Everything which is currently covered by Web Single Sign-on will become covered by 2FA. Notably, that includes SiteBuilder, Tabula, My Warwick, SITS (when accessed through a web browser) and Sharepoint. It doesn’t affect the way you log into your PC itself, or logging into a machine in a teaching room. So logging in to a lectern PC and getting to PowerPoint, your H drive and a web browser won’t involve 2FA. Only if you then wanted to sign in to, say, SiteBuilder in the lecture theatre would 2FA be required.

What happens if I’m somewhere where there’s no signal?

We recommend using an authenticator app on your phone, rather than relying on SMS. If you use an authenticator app then your phone can generate a 2FA token without needing any kind of signal or Wi-Fi connection.

How frequently will I be asked to enter a 2FA token after I’ve ticked “Don’t ask me again on this device”?

Once every six months.

My phone won’t run an authenticator app.
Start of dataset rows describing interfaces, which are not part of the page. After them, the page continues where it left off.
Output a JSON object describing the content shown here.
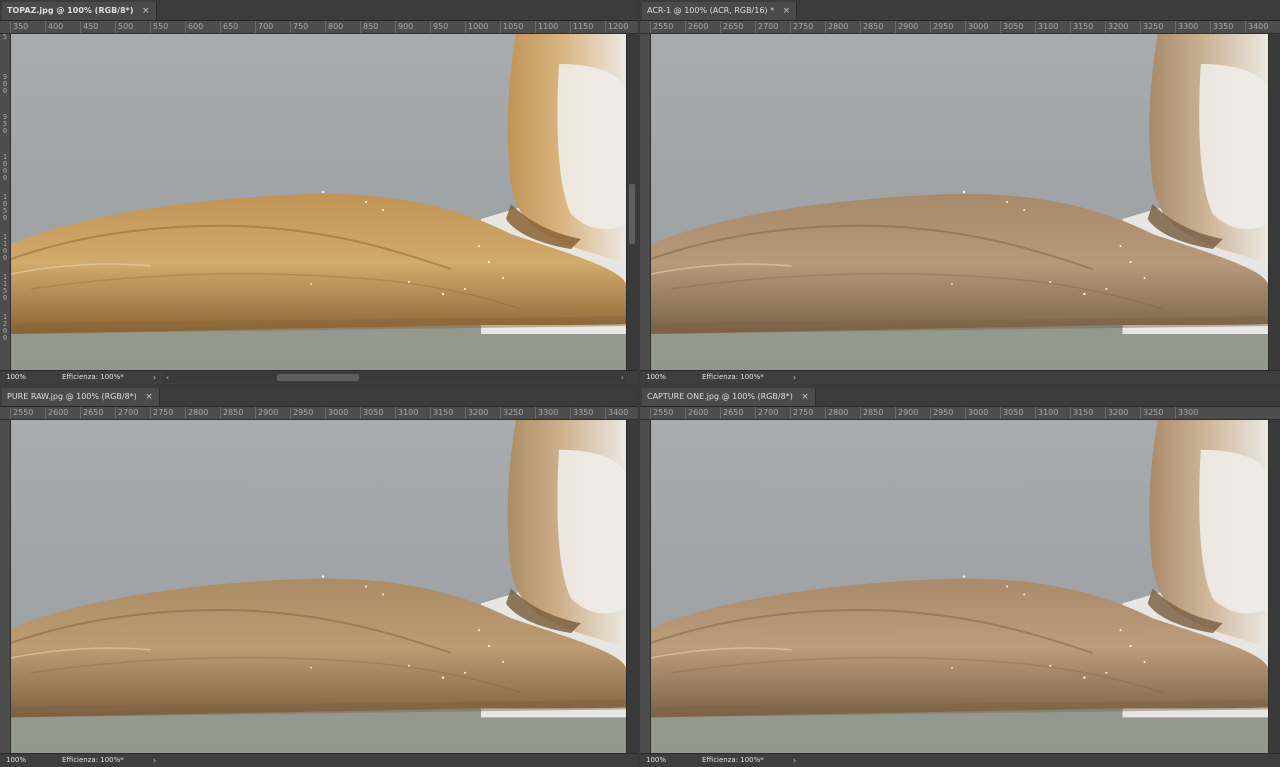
{
  "documents": [
    {
      "tab_title": "TOPAZ.jpg @ 100% (RGB/8*)",
      "close": "×",
      "zoom": "100%",
      "status": "Efficienza: 100%*",
      "ruler_ticks": [
        "350",
        "400",
        "450",
        "500",
        "550",
        "600",
        "650",
        "700",
        "750",
        "800",
        "850",
        "900",
        "950",
        "1000",
        "1050",
        "1100",
        "1150",
        "1200"
      ],
      "left_ruler": [
        "5",
        "9 0 0",
        "9 5 0",
        "1 0 0 0",
        "1 0 5 0",
        "1 1 0 0",
        "1 1 5 0",
        "1 2 0 0"
      ],
      "tone": {
        "base": "#d2aa6c",
        "mid": "#c09457",
        "dark": "#8a6336",
        "neck": "#d8b47f"
      }
    },
    {
      "tab_title": "ACR-1 @ 100% (ACR, RGB/16) *",
      "close": "×",
      "zoom": "100%",
      "status": "Efficienza: 100%*",
      "ruler_ticks": [
        "2550",
        "2600",
        "2650",
        "2700",
        "2750",
        "2800",
        "2850",
        "2900",
        "2950",
        "3000",
        "3050",
        "3100",
        "3150",
        "3200",
        "3250",
        "3300",
        "3350",
        "3400"
      ],
      "tone": {
        "base": "#b79a7a",
        "mid": "#a68a6a",
        "dark": "#7b6246",
        "neck": "#c9b193"
      }
    },
    {
      "tab_title": "PURE RAW.jpg @ 100% (RGB/8*)",
      "close": "×",
      "zoom": "100%",
      "status": "Efficienza: 100%*",
      "ruler_ticks": [
        "2550",
        "2600",
        "2650",
        "2700",
        "2750",
        "2800",
        "2850",
        "2900",
        "2950",
        "3000",
        "3050",
        "3100",
        "3150",
        "3200",
        "3250",
        "3300",
        "3350",
        "3400"
      ],
      "tone": {
        "base": "#bd9c73",
        "mid": "#ab8c64",
        "dark": "#7d6141",
        "neck": "#cdb08b"
      }
    },
    {
      "tab_title": "CAPTURE ONE.jpg @ 100% (RGB/8*)",
      "close": "×",
      "zoom": "100%",
      "status": "Efficienza: 100%*",
      "ruler_ticks": [
        "2550",
        "2600",
        "2650",
        "2700",
        "2750",
        "2800",
        "2850",
        "2900",
        "2950",
        "3000",
        "3050",
        "3100",
        "3150",
        "3200",
        "3250",
        "3300"
      ],
      "tone": {
        "base": "#bb9c7b",
        "mid": "#a98b6b",
        "dark": "#7c6347",
        "neck": "#ccb396"
      }
    }
  ],
  "icons": {
    "scroll_right": "›",
    "scroll_left": "‹"
  },
  "colors": {
    "water_top": "#a9abae",
    "water_bottom": "#9aa097"
  }
}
How will it work for me?

Authenticator apps are available for iPhone, Android and Windows handsets. If you have a different sort of phone, or you don’t want to install an app, then you can use SMS instead, and have a text message sent to your phone containing a 2FA token. This does mean that you’ll need a signal to receive a text message when you’re using a new device for the first time.

What happens when I get a new phone?

You’d install the authenticator app on it, then visit a 2FA setup web page on a device you’ve previously trusted to confirm that your new phone should be allowed to generate 2FA tokens for you. If you’re receiving 2FA tokens via SMS and your number hasn’t changed, then you wouldn’t need to do anything; text messages would continue to be delivered to your new phone.

I don’t want to use my mobile phone for this. How will it work for me?

The university can supply keyfob devices to people who don’t have, or don’t want to use, a mobile phone. The authentication process using a keyfob device is not as seamless as when using a phone, and it does mean carrying an extra device with you.

2FA isn’t appropriate for me. Is there a way I can opt out?

If you believe that there is a specific reason why 2FA isn’t appropriate for you (bearing in mind that it is now a reasonably standard security practice in most organisations) then by agreement with your Head of Department and the Director of IT Services, it is possible, in exceptional circumstances, to turn 2FA off for an individual.

Will 2FA apply to PCs in teaching rooms?

Not for logging in to the lectern PC or opening PowerPoint or your H drive or a web browser. Only if you needed to sign in to a Warwick web application (eg SiteBuilder, Tabula, SharePoint, etc) from a lectern PC would you need to have a phone with you to enter a 2FA code.